Monoclonal gammopathy of undetermined significance (MGUS) is a premalignant plasma cell disorder. Its prevalence increases with age, reaching 5.3% at 70 years and older. MGUS progression rate to multiple myeloma (MM) or lymphoplasmacytic malignancies is about 1% per year. Patients with autoimmune diseases are at increased risk for developing MGUS and MM. VEXAS (vacuoles, E1 enzyme, X-linked, autoinflammatory and somatic syndrome), an autoinflammatory disorder caused by somatic mutations in ubiquitin-activating enzyme, UBA1 gene, has been associated with plasma cell disorders, specifically MGUS, but the rate of progression is unknown. Cyclin D1, important in cell cycle progression, is regulated by ubiquitin-proteasome mediated degradation, and deregulated cyclin D1 degradation appears to be responsible for the increased levels of cyclin D1 in several cancers. We aim to assess marrow characteristics of plasma cell disorders (MGUS and MM) in VEXAS, and the impact of a defective UBA1 gene product on protein expression of cyclin D1.


We assessed 28 patients with VEXAS for the presence of plasma cell disorders, and studied the clinical and laboratory characteristics of those with clonal plasma cells (PC) in the marrow. Bone marrow biopsies and aspirates were evaluated by morphology, immunohistochemistry (IHC) dual staining CD138/cyclin D1, dual staining MUM-1/CD20), in situ hybridization (Kappa and Lambda light chains) and flow cytometry (FC) using antibodies for CD45, CD19, CD20, CD38, CD138, CD56, CD27, CD81, and cytoplasmic Kappa and Lambda immunoglobulins. Serum free kappa and lambda light chains, IgG, IgM, and IgA, and level of M paraprotein by serum protein electrophoresis with immunofixation were obtained. Fluorescent in situ hybridization (FISH) analysis for MM was performed in most patients with clonal PCs.


Patients’ characteristics are shown in Table 1. Eight out of 28 (28.6%) patients with VEXAS syndrome, all males, had clonal plasma cells in their bone marrows: 3 MGUS, and 5 MM (3 smoldering, SMM; 2 active MM). Median age at diagnosis of plasma cell disorder was 69.5 years (range 60-75). All patients had pathogenic UBA1 somatic mutations (5 M41T, 1 each with M41V, M41L, and splice). Clinically, monoclonal protein size was small, with no specific selection of the type of M protein.

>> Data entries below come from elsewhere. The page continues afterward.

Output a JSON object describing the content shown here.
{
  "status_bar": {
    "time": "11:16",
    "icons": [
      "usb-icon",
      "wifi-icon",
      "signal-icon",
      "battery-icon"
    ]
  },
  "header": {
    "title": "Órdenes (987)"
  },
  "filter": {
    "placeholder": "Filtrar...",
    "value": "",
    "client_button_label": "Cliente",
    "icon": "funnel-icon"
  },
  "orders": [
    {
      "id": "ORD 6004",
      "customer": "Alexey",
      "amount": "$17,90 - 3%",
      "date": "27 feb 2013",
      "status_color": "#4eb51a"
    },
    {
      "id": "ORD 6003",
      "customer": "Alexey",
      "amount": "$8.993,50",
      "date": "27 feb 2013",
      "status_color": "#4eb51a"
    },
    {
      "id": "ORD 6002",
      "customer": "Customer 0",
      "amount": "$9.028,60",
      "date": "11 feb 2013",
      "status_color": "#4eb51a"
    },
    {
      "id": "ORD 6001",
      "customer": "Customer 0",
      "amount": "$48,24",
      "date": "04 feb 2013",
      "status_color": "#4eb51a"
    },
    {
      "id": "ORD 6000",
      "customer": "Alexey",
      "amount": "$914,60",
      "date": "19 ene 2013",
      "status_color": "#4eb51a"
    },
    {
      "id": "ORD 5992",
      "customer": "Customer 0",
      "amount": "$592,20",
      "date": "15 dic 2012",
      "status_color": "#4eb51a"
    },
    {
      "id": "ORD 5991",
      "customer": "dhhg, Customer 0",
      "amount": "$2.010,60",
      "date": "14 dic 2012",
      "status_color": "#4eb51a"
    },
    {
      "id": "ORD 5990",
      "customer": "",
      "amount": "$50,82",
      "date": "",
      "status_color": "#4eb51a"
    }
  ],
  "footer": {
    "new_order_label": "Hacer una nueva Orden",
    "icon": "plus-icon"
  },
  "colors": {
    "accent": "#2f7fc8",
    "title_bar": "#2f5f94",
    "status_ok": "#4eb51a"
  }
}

Strikingly, most (7/8) clonal plasma cells showed cyclin D1 expression by IHC (dual immunohistochemical stain cyclinD1/CD138 shows double-positive plasma cells; figure not shown), displaying nuclear immunoreactivity in 6 cases, and cytoplasmic immunoreactivity in 1 case. FC showed positive CD20 expression of clonal plasma cells in 4 cases, dim to negative CD19 expression in 4 cases, variable CD56 (positive in 3 cases, partial positive in 1 case, negative in 2 cases), dim to negative CD27 in 3 cases, dim to negative CD81 in 3 cases. FISH for MM revealed: t(11;14) in 4 cases, gain of 11q (CCND1) in 2 cases (in one case, CCND1 gain was present in addition to t(11;14); in the second case, CCND1 gain was associated with gains of 1q and 17p(TP53). The cyclin D1-negative MM case was negative for t(11;14) but had t(4;14). All cases with t(11;14) were positive for cyclin D1 by IHC (nuclear staining). The one MM case with negative nuclear staining for cyclin D1 but positive cytoplasmic staining, was negative for t(11;14) but had gain of 11q (CCND1).One patient evolved from SMM to active MM after 4 years. No evolution to MM was seen in patients with MGUS with median follow-up of 30 months.


Patients with VEXAS have a high prevalence of clonal plasma cell disorders. Clonal plasma cells in VEXAS patients are associated with t(11;14), and with nuclear cyclin D1 expression by IHC. Cytoplasmic cyclin D1 staining in the absence or weak nuclear staining was observed with CCND1 gain and absence of t(11;14). Cytoplasmic cyclin D1 expression may be related to lack of cyclin D1 protein degradation by a defective UBA1 gene product. Our results suggest that defective UBA1 and autoinflammation pose an increased risk for developing MGUS or multiple myeloma.

Disclosures: No relevant conflicts of interest to declare.

*signifies non-member of ASH